24th Governor Connecticut Colony
In office
1698 – November 27, 1707
Preceded by Robert Treat
Succeeded by Gurdon Saltonstall
Personal details
Born (1637-03-14)March 14, 1637
Ipswich, Massachusetts
Died November 27, 1707(1707-11-27) (aged 70)
Boston, Massachusetts

Fitz-John Winthrop (14 March 1637 – 27 November 1707), was the governor of the Colony of Connecticut from 1698 until his death on November 27, 1707.[1][2]

Biography[edit]

Winthrop was born in Ipswich, Massachusetts, the eldest son of John Winthrop the Younger and Elizabeth (Reade) Winthrop.[3] Winthrop was sent to Harvard, but failed the entrance examination.[3]

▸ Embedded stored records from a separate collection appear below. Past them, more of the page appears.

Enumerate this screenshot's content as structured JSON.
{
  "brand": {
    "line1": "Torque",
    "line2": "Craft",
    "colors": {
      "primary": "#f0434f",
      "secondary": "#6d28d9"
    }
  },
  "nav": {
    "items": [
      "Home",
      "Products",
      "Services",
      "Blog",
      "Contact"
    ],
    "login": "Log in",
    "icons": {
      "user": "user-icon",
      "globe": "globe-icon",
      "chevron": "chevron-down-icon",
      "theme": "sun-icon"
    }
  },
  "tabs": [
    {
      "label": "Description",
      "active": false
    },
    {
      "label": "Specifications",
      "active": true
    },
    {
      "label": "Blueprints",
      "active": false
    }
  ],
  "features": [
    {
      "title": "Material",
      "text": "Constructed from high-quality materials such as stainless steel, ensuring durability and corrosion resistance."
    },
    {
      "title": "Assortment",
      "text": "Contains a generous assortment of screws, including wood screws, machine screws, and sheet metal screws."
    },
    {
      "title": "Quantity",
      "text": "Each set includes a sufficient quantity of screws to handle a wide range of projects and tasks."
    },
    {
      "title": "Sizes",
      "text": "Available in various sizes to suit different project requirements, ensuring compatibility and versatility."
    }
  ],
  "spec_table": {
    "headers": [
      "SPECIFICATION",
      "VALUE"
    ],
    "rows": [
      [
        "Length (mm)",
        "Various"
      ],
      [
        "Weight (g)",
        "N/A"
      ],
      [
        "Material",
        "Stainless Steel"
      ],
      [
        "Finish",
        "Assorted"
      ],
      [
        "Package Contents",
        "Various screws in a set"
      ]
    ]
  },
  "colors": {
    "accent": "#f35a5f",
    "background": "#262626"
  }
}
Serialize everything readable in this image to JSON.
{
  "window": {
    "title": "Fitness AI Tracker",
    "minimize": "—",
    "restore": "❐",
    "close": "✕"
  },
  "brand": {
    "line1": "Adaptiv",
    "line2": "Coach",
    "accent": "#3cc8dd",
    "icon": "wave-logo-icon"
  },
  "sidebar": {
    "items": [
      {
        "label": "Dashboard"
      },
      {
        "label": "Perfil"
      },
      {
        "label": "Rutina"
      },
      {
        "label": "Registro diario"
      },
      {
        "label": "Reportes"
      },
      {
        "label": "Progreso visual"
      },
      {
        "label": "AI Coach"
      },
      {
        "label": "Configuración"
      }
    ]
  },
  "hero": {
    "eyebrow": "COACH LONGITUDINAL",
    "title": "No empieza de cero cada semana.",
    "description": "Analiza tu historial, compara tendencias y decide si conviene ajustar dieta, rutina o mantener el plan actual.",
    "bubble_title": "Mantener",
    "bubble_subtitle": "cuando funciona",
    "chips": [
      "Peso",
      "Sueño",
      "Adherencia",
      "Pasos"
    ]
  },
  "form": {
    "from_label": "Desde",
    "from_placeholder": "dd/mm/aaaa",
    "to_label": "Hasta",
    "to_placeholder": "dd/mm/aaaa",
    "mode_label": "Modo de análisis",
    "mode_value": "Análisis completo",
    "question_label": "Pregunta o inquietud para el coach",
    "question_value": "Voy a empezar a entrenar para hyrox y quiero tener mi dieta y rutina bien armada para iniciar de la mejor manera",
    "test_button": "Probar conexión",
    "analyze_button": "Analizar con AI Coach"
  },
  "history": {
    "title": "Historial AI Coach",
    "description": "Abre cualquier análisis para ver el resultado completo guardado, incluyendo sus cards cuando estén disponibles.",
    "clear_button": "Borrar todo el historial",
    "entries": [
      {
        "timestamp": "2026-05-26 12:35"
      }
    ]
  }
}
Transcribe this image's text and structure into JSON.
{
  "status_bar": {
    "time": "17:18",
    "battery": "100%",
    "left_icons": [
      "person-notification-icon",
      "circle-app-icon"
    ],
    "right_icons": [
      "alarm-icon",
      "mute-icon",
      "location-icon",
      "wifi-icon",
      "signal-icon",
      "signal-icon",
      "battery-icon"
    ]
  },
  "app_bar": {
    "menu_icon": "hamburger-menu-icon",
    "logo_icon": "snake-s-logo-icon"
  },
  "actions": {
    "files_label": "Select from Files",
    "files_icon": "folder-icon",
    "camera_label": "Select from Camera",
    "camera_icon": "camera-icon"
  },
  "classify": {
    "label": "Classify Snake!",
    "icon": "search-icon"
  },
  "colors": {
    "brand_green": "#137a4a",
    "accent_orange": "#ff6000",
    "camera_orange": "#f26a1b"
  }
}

In 1658 Winthrop went to England.[3] He served in the English New Model Army in Scotland under General George Monck. He accompanied Monck when he marched into England in 1660 at the head of his army and restored King Charles II to the throne.[4] As part of the restoration settlement most of the army was paid off and disbanded.

Winthrop, remained in England and was in London in 1661 when his father presented his petition to obtain a charter for the establishment of a Connecticut colony. In April 1663, both returned to New London.[5]

Winthrop returned to Connecticut and was a representative in 1671. He was a major in King Phillip's War, and in 1686 he was one of the council of Governor Andros. He was a Magistrate of Connecticut in 1689,[6] and in 1690 he was appointed major-general and commanded the unsuccessful expedition of the New York and Connecticut forces against Canada.[4] From 1693 to 1698 he was Agent of the Colony to Great Britain. [4] He was appointed governor of Connecticut in 1696 and held the post until his death in 1672.[4]

Winthrop died in Boston, Massachusetts, on November 27, 1707. He is interred at the King's Chapel Burying Ground in Boston, Massachusetts. His funeral service was conducted by Cotton Mather, who called his sermon there Winthropi justa.[1]

Family[edit]

About 1677 he entered into a common-law marriage with Elizabeth Tongue, and the couple had one daughter, Mary.[3]

Notes[edit]

  1. ^ a b Winsor, Justin (1887) Narrative and critical history of America, Volume 5 Houghton, Mifflin and Co.,Boston page 111
  2. ^ "Fitz-John Winthrop". The Political Graveyard. Retrieved 19 January 2013. 
  3. ^ a b c d "Fitz-John Winthrop". Connecticut State Library. Retrieved 19 January 2013. 
  4. ^ a b c d Chisholm 1911, p. 736.
  5. ^ Fitz-John Winthrop. The governors of Connecticut: biographies of the chief executives. Retrieved 19 January 2013. 
  6. ^ Fitz-John Winthrop 2. Dictionary of American Biography. Retrieved 19 January 2013. 

References[edit]

External links[edit]

Political offices
Preceded by
Robert Treat
Governor of the Connecticut Colony
1698–1707
Succeeded by
Gurdon Saltonstall